Data:
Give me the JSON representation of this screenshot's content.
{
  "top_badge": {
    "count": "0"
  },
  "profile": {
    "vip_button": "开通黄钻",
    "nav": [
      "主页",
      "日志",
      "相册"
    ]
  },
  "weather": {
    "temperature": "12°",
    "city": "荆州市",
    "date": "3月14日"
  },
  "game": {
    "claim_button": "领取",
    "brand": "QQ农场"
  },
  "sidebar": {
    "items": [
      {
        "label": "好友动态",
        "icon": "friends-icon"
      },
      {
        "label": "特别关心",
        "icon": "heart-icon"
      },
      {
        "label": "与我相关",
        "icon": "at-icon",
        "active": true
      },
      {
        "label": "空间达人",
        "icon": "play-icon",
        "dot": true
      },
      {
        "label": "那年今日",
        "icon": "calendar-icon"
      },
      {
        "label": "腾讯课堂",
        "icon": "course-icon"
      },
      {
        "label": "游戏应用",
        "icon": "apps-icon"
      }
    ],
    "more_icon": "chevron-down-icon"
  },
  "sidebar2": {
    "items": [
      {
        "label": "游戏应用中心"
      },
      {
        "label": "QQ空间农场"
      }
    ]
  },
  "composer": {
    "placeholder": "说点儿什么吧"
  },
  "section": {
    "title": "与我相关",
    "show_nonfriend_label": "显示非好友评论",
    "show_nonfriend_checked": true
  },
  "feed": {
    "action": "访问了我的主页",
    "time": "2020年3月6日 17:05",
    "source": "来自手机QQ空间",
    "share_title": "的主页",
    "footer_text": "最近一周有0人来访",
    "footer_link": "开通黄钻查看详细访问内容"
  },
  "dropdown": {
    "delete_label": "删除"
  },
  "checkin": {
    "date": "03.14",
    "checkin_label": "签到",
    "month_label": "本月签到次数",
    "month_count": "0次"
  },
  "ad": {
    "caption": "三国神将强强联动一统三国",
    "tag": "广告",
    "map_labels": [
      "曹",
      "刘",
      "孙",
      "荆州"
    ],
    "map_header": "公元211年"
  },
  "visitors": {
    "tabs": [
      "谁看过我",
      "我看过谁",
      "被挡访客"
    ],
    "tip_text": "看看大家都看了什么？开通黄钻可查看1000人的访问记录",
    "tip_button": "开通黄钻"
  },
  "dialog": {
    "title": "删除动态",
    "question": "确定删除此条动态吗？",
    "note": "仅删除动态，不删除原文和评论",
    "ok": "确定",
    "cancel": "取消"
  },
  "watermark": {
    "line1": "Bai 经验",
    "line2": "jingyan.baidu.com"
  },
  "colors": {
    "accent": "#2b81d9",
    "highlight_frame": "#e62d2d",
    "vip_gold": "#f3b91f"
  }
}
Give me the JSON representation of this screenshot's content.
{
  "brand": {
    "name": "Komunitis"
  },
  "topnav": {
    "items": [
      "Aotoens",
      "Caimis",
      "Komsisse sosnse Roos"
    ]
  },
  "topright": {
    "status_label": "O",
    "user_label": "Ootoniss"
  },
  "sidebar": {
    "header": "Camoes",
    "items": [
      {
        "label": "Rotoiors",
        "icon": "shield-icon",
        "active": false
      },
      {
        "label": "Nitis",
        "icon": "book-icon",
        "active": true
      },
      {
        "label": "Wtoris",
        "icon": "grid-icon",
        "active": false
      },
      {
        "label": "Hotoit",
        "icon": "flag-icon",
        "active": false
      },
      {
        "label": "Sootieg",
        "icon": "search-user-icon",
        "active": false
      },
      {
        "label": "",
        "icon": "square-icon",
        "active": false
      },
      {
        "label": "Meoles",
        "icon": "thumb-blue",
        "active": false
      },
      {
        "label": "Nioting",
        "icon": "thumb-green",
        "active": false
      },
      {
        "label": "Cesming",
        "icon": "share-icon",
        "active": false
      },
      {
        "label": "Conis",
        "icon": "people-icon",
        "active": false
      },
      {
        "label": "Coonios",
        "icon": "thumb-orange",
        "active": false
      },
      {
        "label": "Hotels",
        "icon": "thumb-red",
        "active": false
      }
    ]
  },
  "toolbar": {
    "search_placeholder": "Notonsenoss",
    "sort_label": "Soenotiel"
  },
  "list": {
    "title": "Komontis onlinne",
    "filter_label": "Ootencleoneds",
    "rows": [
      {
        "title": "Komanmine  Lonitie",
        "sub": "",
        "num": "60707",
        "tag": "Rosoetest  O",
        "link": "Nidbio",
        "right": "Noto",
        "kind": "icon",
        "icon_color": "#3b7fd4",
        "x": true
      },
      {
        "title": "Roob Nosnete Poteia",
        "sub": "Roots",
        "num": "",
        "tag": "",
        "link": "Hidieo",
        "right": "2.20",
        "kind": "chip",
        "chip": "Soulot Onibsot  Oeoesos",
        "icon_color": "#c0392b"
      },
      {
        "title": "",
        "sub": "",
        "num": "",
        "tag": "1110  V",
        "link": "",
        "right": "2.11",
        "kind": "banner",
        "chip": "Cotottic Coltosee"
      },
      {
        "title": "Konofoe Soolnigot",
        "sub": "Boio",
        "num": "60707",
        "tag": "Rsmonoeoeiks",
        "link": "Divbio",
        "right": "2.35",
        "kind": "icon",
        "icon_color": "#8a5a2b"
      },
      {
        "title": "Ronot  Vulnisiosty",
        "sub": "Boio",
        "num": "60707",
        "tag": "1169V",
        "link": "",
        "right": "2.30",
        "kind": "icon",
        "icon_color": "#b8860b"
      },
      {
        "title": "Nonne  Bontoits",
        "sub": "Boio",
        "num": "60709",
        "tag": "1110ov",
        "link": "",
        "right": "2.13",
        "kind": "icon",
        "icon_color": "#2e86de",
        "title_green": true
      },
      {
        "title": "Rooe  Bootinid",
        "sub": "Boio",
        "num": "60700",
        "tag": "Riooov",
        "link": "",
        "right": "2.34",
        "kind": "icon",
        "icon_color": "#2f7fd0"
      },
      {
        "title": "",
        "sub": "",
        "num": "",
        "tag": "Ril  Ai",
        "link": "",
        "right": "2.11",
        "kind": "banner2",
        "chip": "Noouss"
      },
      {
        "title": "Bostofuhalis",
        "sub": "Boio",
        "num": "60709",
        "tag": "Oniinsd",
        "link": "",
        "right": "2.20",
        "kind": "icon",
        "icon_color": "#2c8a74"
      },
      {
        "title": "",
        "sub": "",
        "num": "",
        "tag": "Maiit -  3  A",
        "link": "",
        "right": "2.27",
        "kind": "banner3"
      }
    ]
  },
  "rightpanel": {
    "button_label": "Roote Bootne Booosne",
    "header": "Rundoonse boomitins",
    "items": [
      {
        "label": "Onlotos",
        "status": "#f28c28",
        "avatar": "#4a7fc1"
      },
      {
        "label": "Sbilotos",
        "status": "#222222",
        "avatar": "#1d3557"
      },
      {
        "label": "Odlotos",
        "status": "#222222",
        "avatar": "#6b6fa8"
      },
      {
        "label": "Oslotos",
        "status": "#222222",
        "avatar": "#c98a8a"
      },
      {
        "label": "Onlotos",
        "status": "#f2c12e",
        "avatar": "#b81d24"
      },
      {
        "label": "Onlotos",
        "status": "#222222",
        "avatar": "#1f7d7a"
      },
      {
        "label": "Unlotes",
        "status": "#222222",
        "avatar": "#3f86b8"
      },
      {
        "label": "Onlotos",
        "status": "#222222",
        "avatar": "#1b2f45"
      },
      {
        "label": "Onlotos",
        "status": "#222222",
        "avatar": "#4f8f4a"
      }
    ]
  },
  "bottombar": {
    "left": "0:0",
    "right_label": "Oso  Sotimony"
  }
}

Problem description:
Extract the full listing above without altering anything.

Answer space:
Give me the JSON representation of this screenshot's content.
{
  "top_badge": {
    "count": "0"
  },
  "profile": {
    "vip_button": "开通黄钻",
    "nav": [
      "主页",
      "日志",
      "相册"
    ]
  },
  "weather": {
    "temperature": "12°",
    "city": "荆州市",
    "date": "3月14日"
  },
  "game": {
    "claim_button": "领取",
    "brand": "QQ农场"
  },
  "sidebar": {
    "items": [
      {
        "label": "好友动态",
        "icon": "friends-icon"
      },
      {
        "label": "特别关心",
        "icon": "heart-icon"
      },
      {
        "label": "与我相关",
        "icon": "at-icon",
        "active": true
      },
      {
        "label": "空间达人",
        "icon": "play-icon",
        "dot": true
      },
      {
        "label": "那年今日",
        "icon": "calendar-icon"
      },
      {
        "label": "腾讯课堂",
        "icon": "course-icon"
      },
      {
        "label": "游戏应用",
        "icon": "apps-icon"
      }
    ],
    "more_icon": "chevron-down-icon"
  },
  "sidebar2": {
    "items": [
      {
        "label": "游戏应用中心"
      },
      {
        "label": "QQ空间农场"
      }
    ]
  },
  "composer": {
    "placeholder": "说点儿什么吧"
  },
  "section": {
    "title": "与我相关",
    "show_nonfriend_label": "显示非好友评论",
    "show_nonfriend_checked": true
  },
  "feed": {
    "action": "访问了我的主页",
    "time": "2020年3月6日 17:05",
    "source": "来自手机QQ空间",
    "share_title": "的主页",
    "footer_text": "最近一周有0人来访",
    "footer_link": "开通黄钻查看详细访问内容"
  },
  "dropdown": {
    "delete_label": "删除"
  },
  "checkin": {
    "date": "03.14",
    "checkin_label": "签到",
    "month_label": "本月签到次数",
    "month_count": "0次"
  },
  "ad": {
    "caption": "三国神将强强联动一统三国",
    "tag": "广告",
    "map_labels": [
      "曹",
      "刘",
      "孙",
      "荆州"
    ],
    "map_header": "公元211年"
  },
  "visitors": {
    "tabs": [
      "谁看过我",
      "我看过谁",
      "被挡访客"
    ],
    "tip_text": "看看大家都看了什么？开通黄钻可查看1000人的访问记录",
    "tip_button": "开通黄钻"
  },
  "dialog": {
    "title": "删除动态",
    "question": "确定删除此条动态吗？",
    "note": "仅删除动态，不删除原文和评论",
    "ok": "确定",
    "cancel": "取消"
  },
  "watermark": {
    "line1": "Bai 经验",
    "line2": "jingyan.baidu.com"
  },
  "colors": {
    "accent": "#2b81d9",
    "highlight_frame": "#e62d2d",
    "vip_gold": "#f3b91f"
  }
}
Give me the JSON representation of this screenshot's content.
{
  "brand": {
    "name": "Komunitis"
  },
  "topnav": {
    "items": [
      "Aotoens",
      "Caimis",
      "Komsisse sosnse Roos"
    ]
  },
  "topright": {
    "status_label": "O",
    "user_label": "Ootoniss"
  },
  "sidebar": {
    "header": "Camoes",
    "items": [
      {
        "label": "Rotoiors",
        "icon": "shield-icon",
        "active": false
      },
      {
        "label": "Nitis",
        "icon": "book-icon",
        "active": true
      },
      {
        "label": "Wtoris",
        "icon": "grid-icon",
        "active": false
      },
      {
        "label": "Hotoit",
        "icon": "flag-icon",
        "active": false
      },
      {
        "label": "Sootieg",
        "icon": "search-user-icon",
        "active": false
      },
      {
        "label": "",
        "icon": "square-icon",
        "active": false
      },
      {
        "label": "Meoles",
        "icon": "thumb-blue",
        "active": false
      },
      {
        "label": "Nioting",
        "icon": "thumb-green",
        "active": false
      },
      {
        "label": "Cesming",
        "icon": "share-icon",
        "active": false
      },
      {
        "label": "Conis",
        "icon": "people-icon",
        "active": false
      },
      {
        "label": "Coonios",
        "icon": "thumb-orange",
        "active": false
      },
      {
        "label": "Hotels",
        "icon": "thumb-red",
        "active": false
      }
    ]
  },
  "toolbar": {
    "search_placeholder": "Notonsenoss",
    "sort_label": "Soenotiel"
  },
  "list": {
    "title": "Komontis onlinne",
    "filter_label": "Ootencleoneds",
    "rows": [
      {
        "title": "Komanmine  Lonitie",
        "sub": "",
        "num": "60707",
        "tag": "Rosoetest  O",
        "link": "Nidbio",
        "right": "Noto",
        "kind": "icon",
        "icon_color": "#3b7fd4",
        "x": true
      },
      {
        "title": "Roob Nosnete Poteia",
        "sub": "Roots",
        "num": "",
        "tag": "",
        "link": "Hidieo",
        "right": "2.20",
        "kind": "chip",
        "chip": "Soulot Onibsot  Oeoesos",
        "icon_color": "#c0392b"
      },
      {
        "title": "",
        "sub": "",
        "num": "",
        "tag": "1110  V",
        "link": "",
        "right": "2.11",
        "kind": "banner",
        "chip": "Cotottic Coltosee"
      },
      {
        "title": "Konofoe Soolnigot",
        "sub": "Boio",
        "num": "60707",
        "tag": "Rsmonoeoeiks",
        "link": "Divbio",
        "right": "2.35",
        "kind": "icon",
        "icon_color": "#8a5a2b"
      },
      {
        "title": "Ronot  Vulnisiosty",
        "sub": "Boio",
        "num": "60707",
        "tag": "1169V",
        "link": "",
        "right": "2.30",
        "kind": "icon",
        "icon_color": "#b8860b"
      },
      {
        "title": "Nonne  Bontoits",
        "sub": "Boio",
        "num": "60709",
        "tag": "1110ov",
        "link": "",
        "right": "2.13",
        "kind": "icon",
        "icon_color": "#2e86de",
        "title_green": true
      },
      {
        "title": "Rooe  Bootinid",
        "sub": "Boio",
        "num": "60700",
        "tag": "Riooov",
        "link": "",
        "right": "2.34",
        "kind": "icon",
        "icon_color": "#2f7fd0"
      },
      {
        "title": "",
        "sub": "",
        "num": "",
        "tag": "Ril  Ai",
        "link": "",
        "right": "2.11",
        "kind": "banner2",
        "chip": "Noouss"
      },
      {
        "title": "Bostofuhalis",
        "sub": "Boio",
        "num": "60709",
        "tag": "Oniinsd",
        "link": "",
        "right": "2.20",
        "kind": "icon",
        "icon_color": "#2c8a74"
      },
      {
        "title": "",
        "sub": "",
        "num": "",
        "tag": "Maiit -  3  A",
        "link": "",
        "right": "2.27",
        "kind": "banner3"
      }
    ]
  },
  "rightpanel": {
    "button_label": "Roote Bootne Booosne",
    "header": "Rundoonse boomitins",
    "items": [
      {
        "label": "Onlotos",
        "status": "#f28c28",
        "avatar": "#4a7fc1"
      },
      {
        "label": "Sbilotos",
        "status": "#222222",
        "avatar": "#1d3557"
      },
      {
        "label": "Odlotos",
        "status": "#222222",
        "avatar": "#6b6fa8"
      },
      {
        "label": "Oslotos",
        "status": "#222222",
        "avatar": "#c98a8a"
      },
      {
        "label": "Onlotos",
        "status": "#f2c12e",
        "avatar": "#b81d24"
      },
      {
        "label": "Onlotos",
        "status": "#222222",
        "avatar": "#1f7d7a"
      },
      {
        "label": "Unlotes",
        "status": "#222222",
        "avatar": "#3f86b8"
      },
      {
        "label": "Onlotos",
        "status": "#222222",
        "avatar": "#1b2f45"
      },
      {
        "label": "Onlotos",
        "status": "#222222",
        "avatar": "#4f8f4a"
      }
    ]
  },
  "bottombar": {
    "left": "0:0",
    "right_label": "Oso  Sotimony"
  }
}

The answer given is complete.